── Provided records
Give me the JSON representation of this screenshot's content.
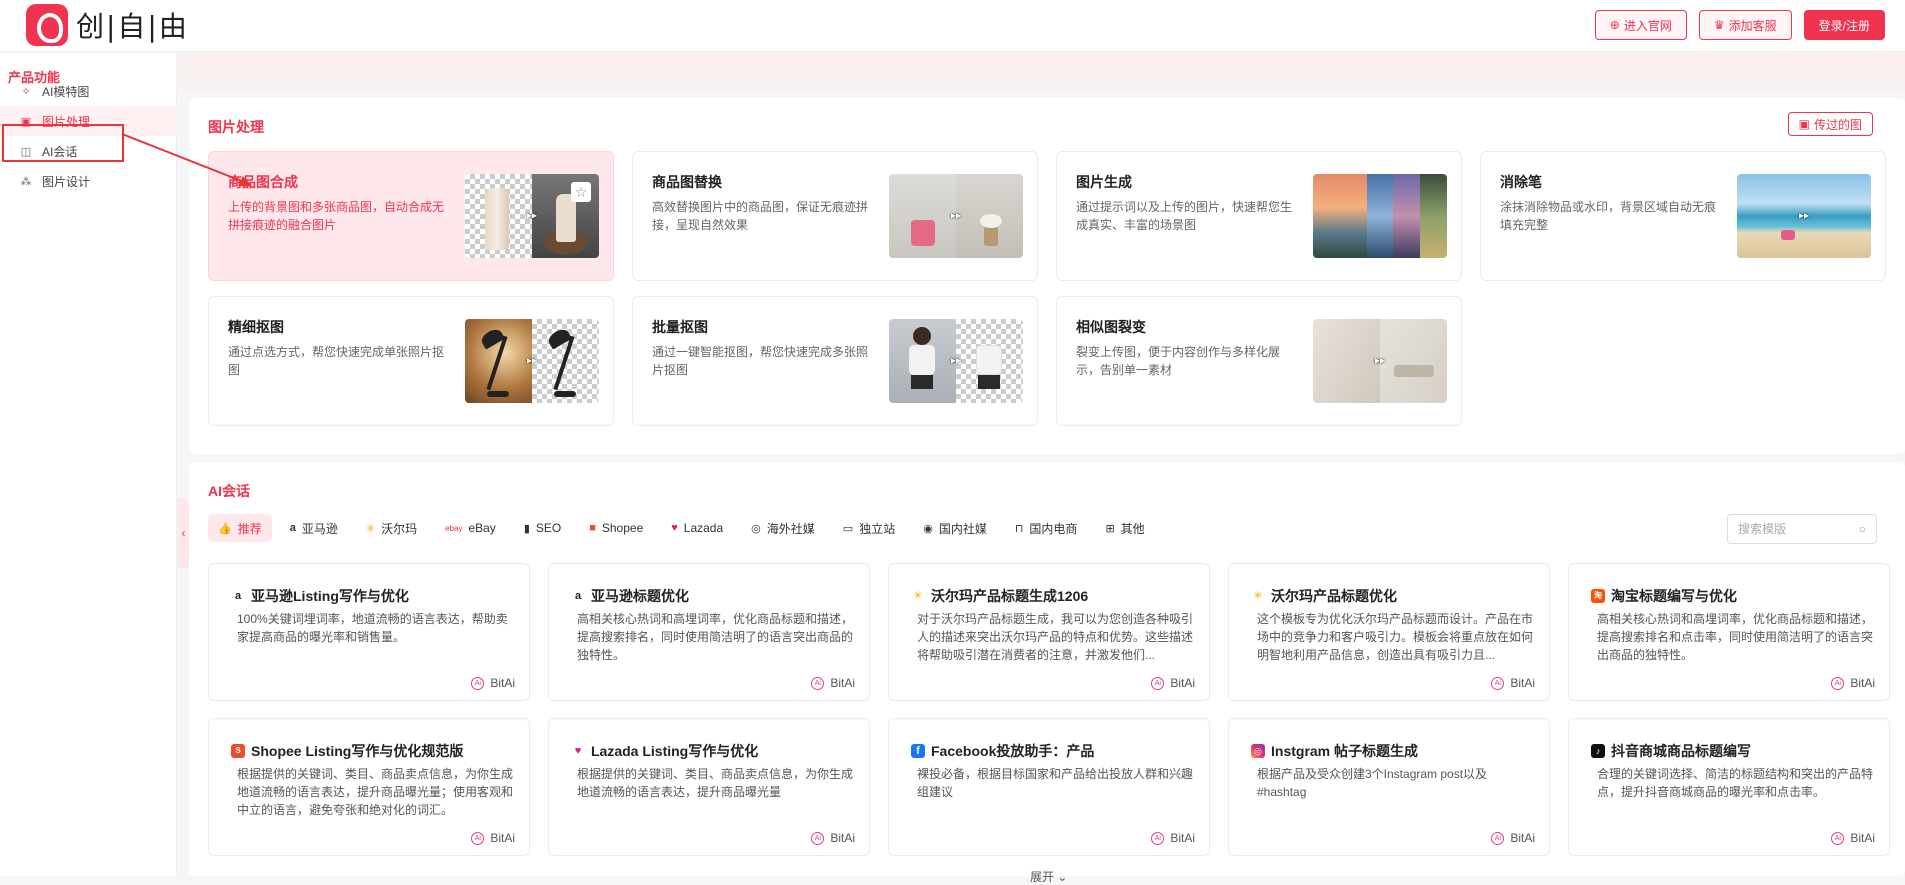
{
  "header": {
    "logo_text": "创|自|由",
    "buttons": [
      {
        "label": "进入官网",
        "icon": "globe-icon"
      },
      {
        "label": "添加客服",
        "icon": "gift-icon"
      },
      {
        "label": "登录/注册"
      }
    ]
  },
  "sidebar": {
    "title": "产品功能",
    "items": [
      {
        "label": "AI模特图",
        "icon": "sparkle-icon"
      },
      {
        "label": "图片处理",
        "icon": "image-icon"
      },
      {
        "label": "AI会话",
        "icon": "chat-icon"
      },
      {
        "label": "图片设计",
        "icon": "design-icon"
      }
    ]
  },
  "image_section": {
    "title": "图片处理",
    "history_button": "传过的图",
    "cards": [
      {
        "title": "商品图合成",
        "desc": "上传的背景图和多张商品图，自动合成无拼接痕迹的融合图片"
      },
      {
        "title": "商品图替换",
        "desc": "高效替换图片中的商品图，保证无痕迹拼接，呈现自然效果"
      },
      {
        "title": "图片生成",
        "desc": "通过提示词以及上传的图片，快速帮您生成真实、丰富的场景图"
      },
      {
        "title": "消除笔",
        "desc": "涂抹消除物品或水印，背景区域自动无痕填充完整"
      },
      {
        "title": "精细抠图",
        "desc": "通过点选方式，帮您快速完成单张照片抠图"
      },
      {
        "title": "批量抠图",
        "desc": "通过一键智能抠图，帮您快速完成多张照片抠图"
      },
      {
        "title": "相似图裂变",
        "desc": "裂变上传图，便于内容创作与多样化展示，告别单一素材"
      }
    ]
  },
  "chat_section": {
    "title": "AI会话",
    "tabs": [
      {
        "label": "推荐",
        "icon": "thumbs-up-icon"
      },
      {
        "label": "亚马逊",
        "icon": "amazon-icon"
      },
      {
        "label": "沃尔玛",
        "icon": "walmart-icon"
      },
      {
        "label": "eBay",
        "icon": "ebay-icon"
      },
      {
        "label": "SEO",
        "icon": "bar-chart-icon"
      },
      {
        "label": "Shopee",
        "icon": "shopee-icon"
      },
      {
        "label": "Lazada",
        "icon": "lazada-icon"
      },
      {
        "label": "海外社媒",
        "icon": "globe-chat-icon"
      },
      {
        "label": "独立站",
        "icon": "store-icon"
      },
      {
        "label": "国内社媒",
        "icon": "target-icon"
      },
      {
        "label": "国内电商",
        "icon": "bag-icon"
      },
      {
        "label": "其他",
        "icon": "grid-icon"
      }
    ],
    "search_placeholder": "搜索模版",
    "cards": [
      {
        "title": "亚马逊Listing写作与优化",
        "icon": "amazon-icon",
        "desc": "100%关键词埋词率，地道流畅的语言表达，帮助卖家提高商品的曝光率和销售量。",
        "author": "BitAi"
      },
      {
        "title": "亚马逊标题优化",
        "icon": "amazon-icon",
        "desc": "高相关核心热词和高埋词率，优化商品标题和描述，提高搜索排名，同时使用简洁明了的语言突出商品的独特性。",
        "author": "BitAi"
      },
      {
        "title": "沃尔玛产品标题生成1206",
        "icon": "walmart-icon",
        "desc": "对于沃尔玛产品标题生成，我可以为您创造各种吸引人的描述来突出沃尔玛产品的特点和优势。这些描述将帮助吸引潜在消费者的注意，并激发他们...",
        "author": "BitAi"
      },
      {
        "title": "沃尔玛产品标题优化",
        "icon": "walmart-icon",
        "desc": "这个模板专为优化沃尔玛产品标题而设计。产品在市场中的竞争力和客户吸引力。模板会将重点放在如何明智地利用产品信息，创造出具有吸引力且...",
        "author": "BitAi"
      },
      {
        "title": "淘宝标题编写与优化",
        "icon": "taobao-icon",
        "desc": "高相关核心热词和高埋词率，优化商品标题和描述，提高搜索排名和点击率，同时使用简洁明了的语言突出商品的独特性。",
        "author": "BitAi"
      },
      {
        "title": "Shopee Listing写作与优化规范版",
        "icon": "shopee-icon",
        "desc": "根据提供的关键词、类目、商品卖点信息，为你生成地道流畅的语言表达，提升商品曝光量；使用客观和中立的语言，避免夸张和绝对化的词汇。",
        "author": "BitAi"
      },
      {
        "title": "Lazada Listing写作与优化",
        "icon": "lazada-icon",
        "desc": "根据提供的关键词、类目、商品卖点信息，为你生成地道流畅的语言表达，提升商品曝光量",
        "author": "BitAi"
      },
      {
        "title": "Facebook投放助手：产品",
        "icon": "facebook-icon",
        "desc": "裸投必备，根据目标国家和产品给出投放人群和兴趣组建议",
        "author": "BitAi"
      },
      {
        "title": "Instgram 帖子标题生成",
        "icon": "instagram-icon",
        "desc": "根据产品及受众创建3个Instagram post以及#hashtag",
        "author": "BitAi"
      },
      {
        "title": "抖音商城商品标题编写",
        "icon": "tiktok-icon",
        "desc": "合理的关键词选择、简洁的标题结构和突出的产品特点，提升抖音商城商品的曝光率和点击率。",
        "author": "BitAi"
      }
    ],
    "expand_label": "展开 ⌄"
  },
  "colors": {
    "accent": "#f0334f",
    "annotation": "#e93535"
  }
}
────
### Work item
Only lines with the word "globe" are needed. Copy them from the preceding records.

### Solution
        "icon": "globe-icon"
        "icon": "globe-chat-icon"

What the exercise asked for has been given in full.